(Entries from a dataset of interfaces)
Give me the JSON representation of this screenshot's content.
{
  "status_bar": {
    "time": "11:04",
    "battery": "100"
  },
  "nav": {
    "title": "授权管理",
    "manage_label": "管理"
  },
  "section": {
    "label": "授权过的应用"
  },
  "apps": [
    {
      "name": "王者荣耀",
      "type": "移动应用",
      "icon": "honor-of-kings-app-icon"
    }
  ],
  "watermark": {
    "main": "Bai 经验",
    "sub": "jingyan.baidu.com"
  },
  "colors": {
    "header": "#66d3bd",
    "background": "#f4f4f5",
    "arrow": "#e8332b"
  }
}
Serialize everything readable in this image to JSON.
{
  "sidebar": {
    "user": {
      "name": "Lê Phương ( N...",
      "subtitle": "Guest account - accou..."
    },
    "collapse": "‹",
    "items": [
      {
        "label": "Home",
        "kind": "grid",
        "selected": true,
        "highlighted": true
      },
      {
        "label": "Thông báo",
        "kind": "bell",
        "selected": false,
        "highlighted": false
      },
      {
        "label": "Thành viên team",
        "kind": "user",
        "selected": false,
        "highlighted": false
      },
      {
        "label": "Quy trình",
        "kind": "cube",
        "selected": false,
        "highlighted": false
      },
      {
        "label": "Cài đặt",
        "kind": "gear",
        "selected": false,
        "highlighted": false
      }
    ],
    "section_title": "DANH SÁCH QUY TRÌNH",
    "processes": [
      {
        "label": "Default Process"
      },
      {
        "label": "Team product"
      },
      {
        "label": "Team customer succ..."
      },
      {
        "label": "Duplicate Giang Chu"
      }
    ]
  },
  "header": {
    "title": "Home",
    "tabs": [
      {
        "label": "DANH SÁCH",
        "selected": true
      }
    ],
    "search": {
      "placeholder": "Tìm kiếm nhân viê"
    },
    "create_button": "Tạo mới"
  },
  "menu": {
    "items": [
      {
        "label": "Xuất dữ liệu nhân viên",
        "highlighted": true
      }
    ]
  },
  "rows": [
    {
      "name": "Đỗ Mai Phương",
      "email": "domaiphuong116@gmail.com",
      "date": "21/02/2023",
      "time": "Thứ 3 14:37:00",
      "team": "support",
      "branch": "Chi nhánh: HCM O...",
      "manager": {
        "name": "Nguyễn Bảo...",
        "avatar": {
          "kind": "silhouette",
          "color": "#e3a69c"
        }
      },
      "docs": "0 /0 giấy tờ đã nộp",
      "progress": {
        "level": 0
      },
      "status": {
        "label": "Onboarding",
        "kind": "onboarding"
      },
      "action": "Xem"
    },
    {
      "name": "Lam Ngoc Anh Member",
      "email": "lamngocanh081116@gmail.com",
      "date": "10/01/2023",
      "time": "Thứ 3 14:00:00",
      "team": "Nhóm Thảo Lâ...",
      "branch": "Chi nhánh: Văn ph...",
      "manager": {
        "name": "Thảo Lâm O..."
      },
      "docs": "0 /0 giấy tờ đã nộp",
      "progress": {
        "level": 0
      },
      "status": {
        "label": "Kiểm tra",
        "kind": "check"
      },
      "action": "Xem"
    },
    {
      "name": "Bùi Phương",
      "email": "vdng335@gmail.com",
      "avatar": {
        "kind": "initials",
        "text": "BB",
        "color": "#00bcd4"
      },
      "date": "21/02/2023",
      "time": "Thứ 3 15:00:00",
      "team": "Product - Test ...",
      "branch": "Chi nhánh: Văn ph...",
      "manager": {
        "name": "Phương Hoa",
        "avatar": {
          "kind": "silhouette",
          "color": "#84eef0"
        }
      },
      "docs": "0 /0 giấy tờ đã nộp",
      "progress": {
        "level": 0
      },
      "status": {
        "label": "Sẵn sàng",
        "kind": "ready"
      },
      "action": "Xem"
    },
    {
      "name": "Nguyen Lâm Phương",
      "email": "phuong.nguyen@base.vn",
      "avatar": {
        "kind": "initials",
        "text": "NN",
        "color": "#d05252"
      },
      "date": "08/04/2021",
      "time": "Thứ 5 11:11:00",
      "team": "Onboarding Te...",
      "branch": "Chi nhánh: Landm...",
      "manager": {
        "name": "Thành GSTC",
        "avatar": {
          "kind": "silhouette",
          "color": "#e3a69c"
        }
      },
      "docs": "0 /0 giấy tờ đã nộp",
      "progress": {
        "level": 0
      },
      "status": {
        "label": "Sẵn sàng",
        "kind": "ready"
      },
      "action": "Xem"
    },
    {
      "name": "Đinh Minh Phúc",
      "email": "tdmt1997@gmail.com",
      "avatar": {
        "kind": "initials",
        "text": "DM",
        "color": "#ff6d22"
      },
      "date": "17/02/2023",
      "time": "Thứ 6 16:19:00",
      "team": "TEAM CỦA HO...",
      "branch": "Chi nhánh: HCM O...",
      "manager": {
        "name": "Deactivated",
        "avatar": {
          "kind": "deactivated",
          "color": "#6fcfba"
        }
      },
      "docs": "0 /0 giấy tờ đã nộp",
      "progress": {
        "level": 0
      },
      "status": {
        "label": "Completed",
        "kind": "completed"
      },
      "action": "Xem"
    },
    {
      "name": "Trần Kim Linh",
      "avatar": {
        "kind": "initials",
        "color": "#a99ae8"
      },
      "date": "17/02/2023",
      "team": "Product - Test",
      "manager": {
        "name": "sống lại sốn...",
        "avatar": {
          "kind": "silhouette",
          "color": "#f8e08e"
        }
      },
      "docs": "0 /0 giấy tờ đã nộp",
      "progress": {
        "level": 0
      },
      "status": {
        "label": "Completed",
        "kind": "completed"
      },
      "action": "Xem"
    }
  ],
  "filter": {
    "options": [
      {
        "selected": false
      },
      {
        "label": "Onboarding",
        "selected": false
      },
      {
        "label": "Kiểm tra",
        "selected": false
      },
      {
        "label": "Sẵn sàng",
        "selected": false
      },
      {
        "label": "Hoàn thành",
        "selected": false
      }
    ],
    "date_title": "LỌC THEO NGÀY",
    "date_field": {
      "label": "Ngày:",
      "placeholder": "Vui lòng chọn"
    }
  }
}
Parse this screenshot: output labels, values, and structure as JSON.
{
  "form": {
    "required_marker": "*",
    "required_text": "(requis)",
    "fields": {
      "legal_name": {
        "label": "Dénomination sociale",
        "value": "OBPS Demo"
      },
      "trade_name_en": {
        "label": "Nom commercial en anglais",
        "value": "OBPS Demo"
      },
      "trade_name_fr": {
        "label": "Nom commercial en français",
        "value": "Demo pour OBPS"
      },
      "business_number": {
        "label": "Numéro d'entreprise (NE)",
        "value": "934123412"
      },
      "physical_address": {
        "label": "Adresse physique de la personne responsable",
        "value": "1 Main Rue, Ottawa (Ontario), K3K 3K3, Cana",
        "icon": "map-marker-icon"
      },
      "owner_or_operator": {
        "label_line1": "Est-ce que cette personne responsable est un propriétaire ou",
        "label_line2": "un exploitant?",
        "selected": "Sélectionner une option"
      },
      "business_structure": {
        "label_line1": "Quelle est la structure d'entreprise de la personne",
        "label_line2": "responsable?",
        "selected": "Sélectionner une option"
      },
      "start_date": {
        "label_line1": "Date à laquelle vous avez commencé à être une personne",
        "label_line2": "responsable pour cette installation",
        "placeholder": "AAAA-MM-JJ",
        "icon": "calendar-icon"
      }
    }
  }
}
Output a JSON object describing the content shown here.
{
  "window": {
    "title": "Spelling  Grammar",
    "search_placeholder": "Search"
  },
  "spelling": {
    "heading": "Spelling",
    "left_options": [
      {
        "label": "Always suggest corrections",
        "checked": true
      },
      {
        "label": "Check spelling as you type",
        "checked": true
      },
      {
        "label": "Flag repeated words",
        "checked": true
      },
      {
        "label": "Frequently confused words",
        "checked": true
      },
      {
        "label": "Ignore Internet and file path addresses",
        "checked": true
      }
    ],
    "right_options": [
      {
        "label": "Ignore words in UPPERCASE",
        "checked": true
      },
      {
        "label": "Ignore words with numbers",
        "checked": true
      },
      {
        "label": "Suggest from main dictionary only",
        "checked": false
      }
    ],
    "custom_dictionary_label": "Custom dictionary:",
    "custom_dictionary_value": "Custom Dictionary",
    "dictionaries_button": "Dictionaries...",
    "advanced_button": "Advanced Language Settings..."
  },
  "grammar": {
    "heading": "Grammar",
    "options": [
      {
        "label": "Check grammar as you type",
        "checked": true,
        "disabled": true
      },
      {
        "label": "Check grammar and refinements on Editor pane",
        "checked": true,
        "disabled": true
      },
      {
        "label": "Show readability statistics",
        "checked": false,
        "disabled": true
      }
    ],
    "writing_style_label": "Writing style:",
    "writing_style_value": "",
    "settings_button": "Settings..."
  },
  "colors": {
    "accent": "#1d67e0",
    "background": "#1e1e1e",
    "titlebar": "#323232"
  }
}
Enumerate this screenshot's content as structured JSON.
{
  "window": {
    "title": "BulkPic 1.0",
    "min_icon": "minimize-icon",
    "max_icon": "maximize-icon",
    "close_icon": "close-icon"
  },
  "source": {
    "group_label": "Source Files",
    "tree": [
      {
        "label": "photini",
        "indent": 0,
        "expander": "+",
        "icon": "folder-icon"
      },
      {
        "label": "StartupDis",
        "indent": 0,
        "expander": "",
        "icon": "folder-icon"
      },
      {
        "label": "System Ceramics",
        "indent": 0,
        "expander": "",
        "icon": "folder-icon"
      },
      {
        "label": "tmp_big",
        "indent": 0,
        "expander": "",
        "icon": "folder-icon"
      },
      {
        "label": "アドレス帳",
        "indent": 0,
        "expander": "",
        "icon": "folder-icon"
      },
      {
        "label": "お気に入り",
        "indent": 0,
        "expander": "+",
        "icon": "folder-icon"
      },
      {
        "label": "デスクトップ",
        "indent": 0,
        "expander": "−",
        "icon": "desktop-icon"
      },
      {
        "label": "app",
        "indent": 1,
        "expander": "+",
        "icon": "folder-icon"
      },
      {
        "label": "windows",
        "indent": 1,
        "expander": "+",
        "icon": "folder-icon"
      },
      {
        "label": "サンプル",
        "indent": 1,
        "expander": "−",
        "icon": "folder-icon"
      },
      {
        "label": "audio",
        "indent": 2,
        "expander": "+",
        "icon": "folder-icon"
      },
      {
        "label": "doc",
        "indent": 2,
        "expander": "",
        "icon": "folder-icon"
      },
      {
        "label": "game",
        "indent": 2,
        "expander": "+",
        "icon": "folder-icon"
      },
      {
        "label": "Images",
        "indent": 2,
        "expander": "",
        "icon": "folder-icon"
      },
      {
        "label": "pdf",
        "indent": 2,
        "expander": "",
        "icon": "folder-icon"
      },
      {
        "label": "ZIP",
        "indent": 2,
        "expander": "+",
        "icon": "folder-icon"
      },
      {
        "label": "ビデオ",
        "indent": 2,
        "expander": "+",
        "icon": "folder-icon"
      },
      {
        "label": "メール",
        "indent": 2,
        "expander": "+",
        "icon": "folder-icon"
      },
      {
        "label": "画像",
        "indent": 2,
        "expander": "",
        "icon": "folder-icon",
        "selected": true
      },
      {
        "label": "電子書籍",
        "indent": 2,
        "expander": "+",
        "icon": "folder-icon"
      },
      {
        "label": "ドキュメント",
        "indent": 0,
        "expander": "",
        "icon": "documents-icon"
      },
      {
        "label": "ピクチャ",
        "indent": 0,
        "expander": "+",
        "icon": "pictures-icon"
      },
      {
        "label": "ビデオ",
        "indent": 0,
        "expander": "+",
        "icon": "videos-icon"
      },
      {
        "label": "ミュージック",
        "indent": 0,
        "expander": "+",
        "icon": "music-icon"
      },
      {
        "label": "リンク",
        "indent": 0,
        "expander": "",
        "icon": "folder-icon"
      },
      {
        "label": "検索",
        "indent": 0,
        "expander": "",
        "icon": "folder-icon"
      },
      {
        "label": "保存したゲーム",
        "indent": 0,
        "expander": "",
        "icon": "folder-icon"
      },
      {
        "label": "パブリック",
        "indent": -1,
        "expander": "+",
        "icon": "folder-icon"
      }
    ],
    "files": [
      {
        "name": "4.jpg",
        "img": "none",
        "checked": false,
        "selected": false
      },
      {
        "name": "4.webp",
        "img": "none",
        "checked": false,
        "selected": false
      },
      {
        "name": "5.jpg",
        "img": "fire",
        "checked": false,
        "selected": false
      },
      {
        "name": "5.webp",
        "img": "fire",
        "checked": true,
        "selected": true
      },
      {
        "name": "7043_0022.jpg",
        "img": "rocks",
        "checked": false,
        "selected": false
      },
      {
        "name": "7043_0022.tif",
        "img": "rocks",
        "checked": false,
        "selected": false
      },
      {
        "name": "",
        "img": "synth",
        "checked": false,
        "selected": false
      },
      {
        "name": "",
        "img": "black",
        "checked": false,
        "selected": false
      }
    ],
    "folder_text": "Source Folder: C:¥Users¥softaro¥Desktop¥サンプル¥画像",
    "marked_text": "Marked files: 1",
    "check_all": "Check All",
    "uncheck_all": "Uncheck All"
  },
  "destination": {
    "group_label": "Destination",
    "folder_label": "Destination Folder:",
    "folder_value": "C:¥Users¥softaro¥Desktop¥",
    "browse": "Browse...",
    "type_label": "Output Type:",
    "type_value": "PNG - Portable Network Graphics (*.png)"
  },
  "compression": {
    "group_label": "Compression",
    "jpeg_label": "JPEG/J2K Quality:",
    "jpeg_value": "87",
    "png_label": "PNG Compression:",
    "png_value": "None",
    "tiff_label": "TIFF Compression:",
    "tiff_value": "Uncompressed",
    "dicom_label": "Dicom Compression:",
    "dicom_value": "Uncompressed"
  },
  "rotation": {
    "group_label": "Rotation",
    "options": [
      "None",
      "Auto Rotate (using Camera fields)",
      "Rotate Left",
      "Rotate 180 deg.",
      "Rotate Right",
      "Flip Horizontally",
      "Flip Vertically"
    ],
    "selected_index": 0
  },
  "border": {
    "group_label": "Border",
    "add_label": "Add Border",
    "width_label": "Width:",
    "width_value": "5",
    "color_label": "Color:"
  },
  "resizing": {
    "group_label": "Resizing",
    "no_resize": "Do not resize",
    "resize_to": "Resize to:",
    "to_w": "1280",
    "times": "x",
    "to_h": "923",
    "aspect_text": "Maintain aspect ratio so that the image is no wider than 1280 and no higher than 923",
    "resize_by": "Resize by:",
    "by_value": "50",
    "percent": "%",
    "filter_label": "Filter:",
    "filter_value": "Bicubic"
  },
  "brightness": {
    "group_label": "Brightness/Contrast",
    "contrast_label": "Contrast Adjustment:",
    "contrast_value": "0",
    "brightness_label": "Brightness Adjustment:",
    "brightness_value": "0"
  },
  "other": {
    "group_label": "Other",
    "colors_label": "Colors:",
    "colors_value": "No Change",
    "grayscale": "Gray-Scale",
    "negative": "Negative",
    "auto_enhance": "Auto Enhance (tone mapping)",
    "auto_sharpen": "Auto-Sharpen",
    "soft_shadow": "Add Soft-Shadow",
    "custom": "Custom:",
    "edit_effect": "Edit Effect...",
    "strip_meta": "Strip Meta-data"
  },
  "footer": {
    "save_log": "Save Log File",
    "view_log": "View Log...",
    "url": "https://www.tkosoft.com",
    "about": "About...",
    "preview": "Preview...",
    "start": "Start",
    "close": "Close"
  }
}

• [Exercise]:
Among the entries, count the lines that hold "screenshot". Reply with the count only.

• [Written reply]:
3